## Exercise directions
The entire set of lines below should be copied exactly.

## Record extracts
▽

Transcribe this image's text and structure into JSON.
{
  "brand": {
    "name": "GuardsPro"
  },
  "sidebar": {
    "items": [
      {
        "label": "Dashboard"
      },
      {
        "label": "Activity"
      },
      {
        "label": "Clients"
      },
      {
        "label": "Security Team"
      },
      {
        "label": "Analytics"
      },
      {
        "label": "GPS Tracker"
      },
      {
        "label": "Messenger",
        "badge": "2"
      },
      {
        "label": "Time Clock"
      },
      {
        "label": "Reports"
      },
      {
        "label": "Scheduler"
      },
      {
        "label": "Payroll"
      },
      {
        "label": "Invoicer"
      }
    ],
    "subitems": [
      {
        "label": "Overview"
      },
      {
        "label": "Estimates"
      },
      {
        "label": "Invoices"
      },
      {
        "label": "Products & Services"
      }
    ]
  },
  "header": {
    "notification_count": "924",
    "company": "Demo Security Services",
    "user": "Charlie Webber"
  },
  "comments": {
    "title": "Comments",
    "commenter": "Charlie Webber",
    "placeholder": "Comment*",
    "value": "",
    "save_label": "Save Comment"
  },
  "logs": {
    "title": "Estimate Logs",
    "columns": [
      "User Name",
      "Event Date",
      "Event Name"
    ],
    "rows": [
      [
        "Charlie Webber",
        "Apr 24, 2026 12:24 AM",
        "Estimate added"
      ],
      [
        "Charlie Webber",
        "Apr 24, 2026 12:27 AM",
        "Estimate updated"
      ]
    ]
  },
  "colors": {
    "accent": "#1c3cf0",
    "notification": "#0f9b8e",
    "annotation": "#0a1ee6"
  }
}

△

## Result of this exercise
Transcribe this image's text and structure into JSON.
{
  "brand": {
    "name": "GuardsPro"
  },
  "sidebar": {
    "items": [
      {
        "label": "Dashboard"
      },
      {
        "label": "Activity"
      },
      {
        "label": "Clients"
      },
      {
        "label": "Security Team"
      },
      {
        "label": "Analytics"
      },
      {
        "label": "GPS Tracker"
      },
      {
        "label": "Messenger",
        "badge": "2"
      },
      {
        "label": "Time Clock"
      },
      {
        "label": "Reports"
      },
      {
        "label": "Scheduler"
      },
      {
        "label": "Payroll"
      },
      {
        "label": "Invoicer"
      }
    ],
    "subitems": [
      {
        "label": "Overview"
      },
      {
        "label": "Estimates"
      },
      {
        "label": "Invoices"
      },
      {
        "label": "Products & Services"
      }
    ]
  },
  "header": {
    "notification_count": "924",
    "company": "Demo Security Services",
    "user": "Charlie Webber"
  },
  "comments": {
    "title": "Comments",
    "commenter": "Charlie Webber",
    "placeholder": "Comment*",
    "value": "",
    "save_label": "Save Comment"
  },
  "logs": {
    "title": "Estimate Logs",
    "columns": [
      "User Name",
      "Event Date",
      "Event Name"
    ],
    "rows": [
      [
        "Charlie Webber",
        "Apr 24, 2026 12:24 AM",
        "Estimate added"
      ],
      [
        "Charlie Webber",
        "Apr 24, 2026 12:27 AM",
        "Estimate updated"
      ]
    ]
  },
  "colors": {
    "accent": "#1c3cf0",
    "notification": "#0f9b8e",
    "annotation": "#0a1ee6"
  }
}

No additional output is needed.